Copy the records below without altering a single word.

▼▼▼

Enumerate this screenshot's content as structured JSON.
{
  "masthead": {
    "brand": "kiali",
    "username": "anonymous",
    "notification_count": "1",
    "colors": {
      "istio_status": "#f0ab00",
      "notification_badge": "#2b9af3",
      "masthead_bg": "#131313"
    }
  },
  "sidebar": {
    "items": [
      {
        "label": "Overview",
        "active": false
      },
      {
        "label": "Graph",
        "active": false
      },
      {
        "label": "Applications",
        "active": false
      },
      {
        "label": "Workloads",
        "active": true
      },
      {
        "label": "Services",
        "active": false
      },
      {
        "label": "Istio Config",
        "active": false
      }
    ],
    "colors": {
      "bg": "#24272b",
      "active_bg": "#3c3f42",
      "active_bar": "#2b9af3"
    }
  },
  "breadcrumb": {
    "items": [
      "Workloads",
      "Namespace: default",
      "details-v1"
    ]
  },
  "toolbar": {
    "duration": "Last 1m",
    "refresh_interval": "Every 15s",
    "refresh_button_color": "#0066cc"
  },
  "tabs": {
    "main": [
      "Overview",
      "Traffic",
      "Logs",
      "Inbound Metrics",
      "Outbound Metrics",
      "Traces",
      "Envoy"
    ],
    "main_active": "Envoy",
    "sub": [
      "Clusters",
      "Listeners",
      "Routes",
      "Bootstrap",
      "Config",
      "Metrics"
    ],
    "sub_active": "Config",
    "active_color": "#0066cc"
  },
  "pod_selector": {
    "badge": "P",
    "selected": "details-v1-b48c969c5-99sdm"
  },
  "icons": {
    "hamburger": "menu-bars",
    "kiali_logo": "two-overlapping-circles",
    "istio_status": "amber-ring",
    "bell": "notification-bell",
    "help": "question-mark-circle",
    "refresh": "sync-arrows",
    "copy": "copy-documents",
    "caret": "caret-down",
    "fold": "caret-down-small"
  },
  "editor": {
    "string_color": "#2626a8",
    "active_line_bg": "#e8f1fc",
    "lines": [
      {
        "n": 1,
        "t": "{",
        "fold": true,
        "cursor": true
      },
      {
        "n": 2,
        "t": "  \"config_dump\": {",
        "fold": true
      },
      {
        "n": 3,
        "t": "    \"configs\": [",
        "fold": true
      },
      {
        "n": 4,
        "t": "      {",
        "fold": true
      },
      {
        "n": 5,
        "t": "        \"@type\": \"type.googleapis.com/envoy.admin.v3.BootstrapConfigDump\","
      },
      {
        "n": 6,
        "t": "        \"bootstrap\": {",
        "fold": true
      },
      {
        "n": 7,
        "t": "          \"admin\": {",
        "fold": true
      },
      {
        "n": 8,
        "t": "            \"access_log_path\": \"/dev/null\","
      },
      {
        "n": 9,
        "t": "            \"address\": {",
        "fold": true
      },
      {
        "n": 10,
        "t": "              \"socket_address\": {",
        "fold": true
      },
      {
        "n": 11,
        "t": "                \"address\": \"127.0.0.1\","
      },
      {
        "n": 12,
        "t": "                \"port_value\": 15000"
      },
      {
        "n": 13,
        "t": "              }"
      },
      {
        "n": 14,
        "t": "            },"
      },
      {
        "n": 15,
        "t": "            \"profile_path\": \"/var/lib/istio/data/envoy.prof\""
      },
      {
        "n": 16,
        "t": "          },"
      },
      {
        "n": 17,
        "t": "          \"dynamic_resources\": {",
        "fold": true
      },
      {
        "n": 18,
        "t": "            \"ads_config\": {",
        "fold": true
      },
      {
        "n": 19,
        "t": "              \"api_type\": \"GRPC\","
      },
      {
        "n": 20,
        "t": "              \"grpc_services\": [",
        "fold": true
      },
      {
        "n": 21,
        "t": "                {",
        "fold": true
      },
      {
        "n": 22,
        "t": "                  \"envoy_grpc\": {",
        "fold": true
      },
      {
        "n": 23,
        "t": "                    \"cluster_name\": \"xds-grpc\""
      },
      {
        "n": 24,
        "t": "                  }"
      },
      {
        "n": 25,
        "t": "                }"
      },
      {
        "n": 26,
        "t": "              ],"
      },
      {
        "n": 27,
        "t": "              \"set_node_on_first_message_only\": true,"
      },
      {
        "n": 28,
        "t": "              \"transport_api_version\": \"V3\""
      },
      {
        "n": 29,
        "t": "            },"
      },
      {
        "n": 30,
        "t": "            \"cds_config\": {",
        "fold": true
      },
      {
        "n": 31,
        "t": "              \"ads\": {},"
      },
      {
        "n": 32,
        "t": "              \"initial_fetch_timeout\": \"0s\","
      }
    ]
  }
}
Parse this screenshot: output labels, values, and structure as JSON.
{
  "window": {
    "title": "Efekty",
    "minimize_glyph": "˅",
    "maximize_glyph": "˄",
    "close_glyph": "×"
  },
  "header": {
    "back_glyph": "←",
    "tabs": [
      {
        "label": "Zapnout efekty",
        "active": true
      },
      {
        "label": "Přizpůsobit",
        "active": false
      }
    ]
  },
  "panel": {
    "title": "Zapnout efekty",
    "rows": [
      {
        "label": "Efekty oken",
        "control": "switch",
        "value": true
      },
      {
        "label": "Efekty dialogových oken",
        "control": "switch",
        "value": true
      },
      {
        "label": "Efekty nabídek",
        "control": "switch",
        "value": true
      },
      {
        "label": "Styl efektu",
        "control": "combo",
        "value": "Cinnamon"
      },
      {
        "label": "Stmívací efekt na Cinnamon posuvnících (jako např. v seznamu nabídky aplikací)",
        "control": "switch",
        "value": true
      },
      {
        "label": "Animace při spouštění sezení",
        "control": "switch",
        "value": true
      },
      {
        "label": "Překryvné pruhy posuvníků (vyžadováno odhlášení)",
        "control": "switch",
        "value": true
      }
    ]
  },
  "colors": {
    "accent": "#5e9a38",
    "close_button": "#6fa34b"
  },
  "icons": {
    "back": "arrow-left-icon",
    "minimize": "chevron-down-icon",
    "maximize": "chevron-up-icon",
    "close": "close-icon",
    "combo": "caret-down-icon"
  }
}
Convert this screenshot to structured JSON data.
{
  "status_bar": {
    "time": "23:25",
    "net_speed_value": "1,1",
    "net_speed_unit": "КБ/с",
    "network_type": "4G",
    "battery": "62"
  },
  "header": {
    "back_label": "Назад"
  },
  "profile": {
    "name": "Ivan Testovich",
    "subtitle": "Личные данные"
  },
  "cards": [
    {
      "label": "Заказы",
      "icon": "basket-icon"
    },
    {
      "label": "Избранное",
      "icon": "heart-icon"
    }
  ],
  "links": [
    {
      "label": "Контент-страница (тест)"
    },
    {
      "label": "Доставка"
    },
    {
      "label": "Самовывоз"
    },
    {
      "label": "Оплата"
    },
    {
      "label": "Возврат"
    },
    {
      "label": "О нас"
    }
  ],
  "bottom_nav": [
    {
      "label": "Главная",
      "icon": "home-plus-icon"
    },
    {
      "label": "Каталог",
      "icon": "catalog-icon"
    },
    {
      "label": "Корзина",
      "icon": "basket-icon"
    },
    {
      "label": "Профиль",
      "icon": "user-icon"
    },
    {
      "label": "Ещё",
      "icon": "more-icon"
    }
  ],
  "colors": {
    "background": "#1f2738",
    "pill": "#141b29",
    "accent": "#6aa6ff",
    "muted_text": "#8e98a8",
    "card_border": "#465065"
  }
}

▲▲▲

YOUR SOLUTION =
Enumerate this screenshot's content as structured JSON.
{
  "masthead": {
    "brand": "kiali",
    "username": "anonymous",
    "notification_count": "1",
    "colors": {
      "istio_status": "#f0ab00",
      "notification_badge": "#2b9af3",
      "masthead_bg": "#131313"
    }
  },
  "sidebar": {
    "items": [
      {
        "label": "Overview",
        "active": false
      },
      {
        "label": "Graph",
        "active": false
      },
      {
        "label": "Applications",
        "active": false
      },
      {
        "label": "Workloads",
        "active": true
      },
      {
        "label": "Services",
        "active": false
      },
      {
        "label": "Istio Config",
        "active": false
      }
    ],
    "colors": {
      "bg": "#24272b",
      "active_bg": "#3c3f42",
      "active_bar": "#2b9af3"
    }
  },
  "breadcrumb": {
    "items": [
      "Workloads",
      "Namespace: default",
      "details-v1"
    ]
  },
  "toolbar": {
    "duration": "Last 1m",
    "refresh_interval": "Every 15s",
    "refresh_button_color": "#0066cc"
  },
  "tabs": {
    "main": [
      "Overview",
      "Traffic",
      "Logs",
      "Inbound Metrics",
      "Outbound Metrics",
      "Traces",
      "Envoy"
    ],
    "main_active": "Envoy",
    "sub": [
      "Clusters",
      "Listeners",
      "Routes",
      "Bootstrap",
      "Config",
      "Metrics"
    ],
    "sub_active": "Config",
    "active_color": "#0066cc"
  },
  "pod_selector": {
    "badge": "P",
    "selected": "details-v1-b48c969c5-99sdm"
  },
  "icons": {
    "hamburger": "menu-bars",
    "kiali_logo": "two-overlapping-circles",
    "istio_status": "amber-ring",
    "bell": "notification-bell",
    "help": "question-mark-circle",
    "refresh": "sync-arrows",
    "copy": "copy-documents",
    "caret": "caret-down",
    "fold": "caret-down-small"
  },
  "editor": {
    "string_color": "#2626a8",
    "active_line_bg": "#e8f1fc",
    "lines": [
      {
        "n": 1,
        "t": "{",
        "fold": true,
        "cursor": true
      },
      {
        "n": 2,
        "t": "  \"config_dump\": {",
        "fold": true
      },
      {
        "n": 3,
        "t": "    \"configs\": [",
        "fold": true
      },
      {
        "n": 4,
        "t": "      {",
        "fold": true
      },
      {
        "n": 5,
        "t": "        \"@type\": \"type.googleapis.com/envoy.admin.v3.BootstrapConfigDump\","
      },
      {
        "n": 6,
        "t": "        \"bootstrap\": {",
        "fold": true
      },
      {
        "n": 7,
        "t": "          \"admin\": {",
        "fold": true
      },
      {
        "n": 8,
        "t": "            \"access_log_path\": \"/dev/null\","
      },
      {
        "n": 9,
        "t": "            \"address\": {",
        "fold": true
      },
      {
        "n": 10,
        "t": "              \"socket_address\": {",
        "fold": true
      },
      {
        "n": 11,
        "t": "                \"address\": \"127.0.0.1\","
      },
      {
        "n": 12,
        "t": "                \"port_value\": 15000"
      },
      {
        "n": 13,
        "t": "              }"
      },
      {
        "n": 14,
        "t": "            },"
      },
      {
        "n": 15,
        "t": "            \"profile_path\": \"/var/lib/istio/data/envoy.prof\""
      },
      {
        "n": 16,
        "t": "          },"
      },
      {
        "n": 17,
        "t": "          \"dynamic_resources\": {",
        "fold": true
      },
      {
        "n": 18,
        "t": "            \"ads_config\": {",
        "fold": true
      },
      {
        "n": 19,
        "t": "              \"api_type\": \"GRPC\","
      },
      {
        "n": 20,
        "t": "              \"grpc_services\": [",
        "fold": true
      },
      {
        "n": 21,
        "t": "                {",
        "fold": true
      },
      {
        "n": 22,
        "t": "                  \"envoy_grpc\": {",
        "fold": true
      },
      {
        "n": 23,
        "t": "                    \"cluster_name\": \"xds-grpc\""
      },
      {
        "n": 24,
        "t": "                  }"
      },
      {
        "n": 25,
        "t": "                }"
      },
      {
        "n": 26,
        "t": "              ],"
      },
      {
        "n": 27,
        "t": "              \"set_node_on_first_message_only\": true,"
      },
      {
        "n": 28,
        "t": "              \"transport_api_version\": \"V3\""
      },
      {
        "n": 29,
        "t": "            },"
      },
      {
        "n": 30,
        "t": "            \"cds_config\": {",
        "fold": true
      },
      {
        "n": 31,
        "t": "              \"ads\": {},"
      },
      {
        "n": 32,
        "t": "              \"initial_fetch_timeout\": \"0s\","
      }
    ]
  }
}
Parse this screenshot: output labels, values, and structure as JSON.
{
  "window": {
    "title": "Efekty",
    "minimize_glyph": "˅",
    "maximize_glyph": "˄",
    "close_glyph": "×"
  },
  "header": {
    "back_glyph": "←",
    "tabs": [
      {
        "label": "Zapnout efekty",
        "active": true
      },
      {
        "label": "Přizpůsobit",
        "active": false
      }
    ]
  },
  "panel": {
    "title": "Zapnout efekty",
    "rows": [
      {
        "label": "Efekty oken",
        "control": "switch",
        "value": true
      },
      {
        "label": "Efekty dialogových oken",
        "control": "switch",
        "value": true
      },
      {
        "label": "Efekty nabídek",
        "control": "switch",
        "value": true
      },
      {
        "label": "Styl efektu",
        "control": "combo",
        "value": "Cinnamon"
      },
      {
        "label": "Stmívací efekt na Cinnamon posuvnících (jako např. v seznamu nabídky aplikací)",
        "control": "switch",
        "value": true
      },
      {
        "label": "Animace při spouštění sezení",
        "control": "switch",
        "value": true
      },
      {
        "label": "Překryvné pruhy posuvníků (vyžadováno odhlášení)",
        "control": "switch",
        "value": true
      }
    ]
  },
  "colors": {
    "accent": "#5e9a38",
    "close_button": "#6fa34b"
  },
  "icons": {
    "back": "arrow-left-icon",
    "minimize": "chevron-down-icon",
    "maximize": "chevron-up-icon",
    "close": "close-icon",
    "combo": "caret-down-icon"
  }
}
Convert this screenshot to structured JSON data.
{
  "status_bar": {
    "time": "23:25",
    "net_speed_value": "1,1",
    "net_speed_unit": "КБ/с",
    "network_type": "4G",
    "battery": "62"
  },
  "header": {
    "back_label": "Назад"
  },
  "profile": {
    "name": "Ivan Testovich",
    "subtitle": "Личные данные"
  },
  "cards": [
    {
      "label": "Заказы",
      "icon": "basket-icon"
    },
    {
      "label": "Избранное",
      "icon": "heart-icon"
    }
  ],
  "links": [
    {
      "label": "Контент-страница (тест)"
    },
    {
      "label": "Доставка"
    },
    {
      "label": "Самовывоз"
    },
    {
      "label": "Оплата"
    },
    {
      "label": "Возврат"
    },
    {
      "label": "О нас"
    }
  ],
  "bottom_nav": [
    {
      "label": "Главная",
      "icon": "home-plus-icon"
    },
    {
      "label": "Каталог",
      "icon": "catalog-icon"
    },
    {
      "label": "Корзина",
      "icon": "basket-icon"
    },
    {
      "label": "Профиль",
      "icon": "user-icon"
    },
    {
      "label": "Ещё",
      "icon": "more-icon"
    }
  ],
  "colors": {
    "background": "#1f2738",
    "pill": "#141b29",
    "accent": "#6aa6ff",
    "muted_text": "#8e98a8",
    "card_border": "#465065"
  }
}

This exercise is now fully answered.